__What the task asks__
Your answer should consist of the lines in the listing that hold "name".

__Record set__

=== Section Start ===

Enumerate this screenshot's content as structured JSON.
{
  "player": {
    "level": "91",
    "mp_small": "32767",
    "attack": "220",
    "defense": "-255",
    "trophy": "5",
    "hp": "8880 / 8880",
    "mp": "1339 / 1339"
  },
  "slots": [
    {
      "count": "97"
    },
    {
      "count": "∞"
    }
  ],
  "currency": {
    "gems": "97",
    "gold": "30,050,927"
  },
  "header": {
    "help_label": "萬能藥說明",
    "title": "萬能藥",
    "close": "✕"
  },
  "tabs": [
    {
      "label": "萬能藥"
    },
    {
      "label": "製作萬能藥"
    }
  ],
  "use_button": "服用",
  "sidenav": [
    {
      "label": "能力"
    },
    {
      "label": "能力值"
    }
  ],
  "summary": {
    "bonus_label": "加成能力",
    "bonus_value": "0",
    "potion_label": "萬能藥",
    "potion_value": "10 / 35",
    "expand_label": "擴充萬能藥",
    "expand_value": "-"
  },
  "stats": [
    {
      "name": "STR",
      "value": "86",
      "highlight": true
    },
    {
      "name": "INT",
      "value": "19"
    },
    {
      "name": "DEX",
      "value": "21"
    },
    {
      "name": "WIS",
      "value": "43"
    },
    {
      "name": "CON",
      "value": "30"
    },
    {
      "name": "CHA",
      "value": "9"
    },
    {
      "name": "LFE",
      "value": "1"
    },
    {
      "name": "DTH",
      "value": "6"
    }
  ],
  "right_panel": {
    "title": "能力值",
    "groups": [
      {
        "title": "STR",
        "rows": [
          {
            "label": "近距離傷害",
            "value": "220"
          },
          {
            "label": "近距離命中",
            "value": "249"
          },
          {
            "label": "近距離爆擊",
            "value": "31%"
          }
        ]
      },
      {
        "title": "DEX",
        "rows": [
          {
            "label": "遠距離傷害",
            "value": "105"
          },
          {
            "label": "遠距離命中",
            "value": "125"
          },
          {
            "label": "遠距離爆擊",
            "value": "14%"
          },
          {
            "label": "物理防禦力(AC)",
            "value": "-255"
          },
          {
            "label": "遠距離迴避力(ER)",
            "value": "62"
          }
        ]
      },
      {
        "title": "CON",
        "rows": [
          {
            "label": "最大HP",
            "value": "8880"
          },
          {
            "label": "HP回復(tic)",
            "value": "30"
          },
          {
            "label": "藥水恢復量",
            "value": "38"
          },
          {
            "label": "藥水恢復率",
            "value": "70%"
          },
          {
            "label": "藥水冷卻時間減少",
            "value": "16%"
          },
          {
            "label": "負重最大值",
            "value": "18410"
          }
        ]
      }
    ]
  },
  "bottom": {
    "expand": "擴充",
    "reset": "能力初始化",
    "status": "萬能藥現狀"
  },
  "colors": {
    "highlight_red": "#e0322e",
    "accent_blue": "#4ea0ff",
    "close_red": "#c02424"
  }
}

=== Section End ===

__Task result__
      "name": "STR",
      "name": "INT",
      "name": "DEX",
      "name": "WIS",
      "name": "CON",
      "name": "CHA",
      "name": "LFE",
      "name": "DTH",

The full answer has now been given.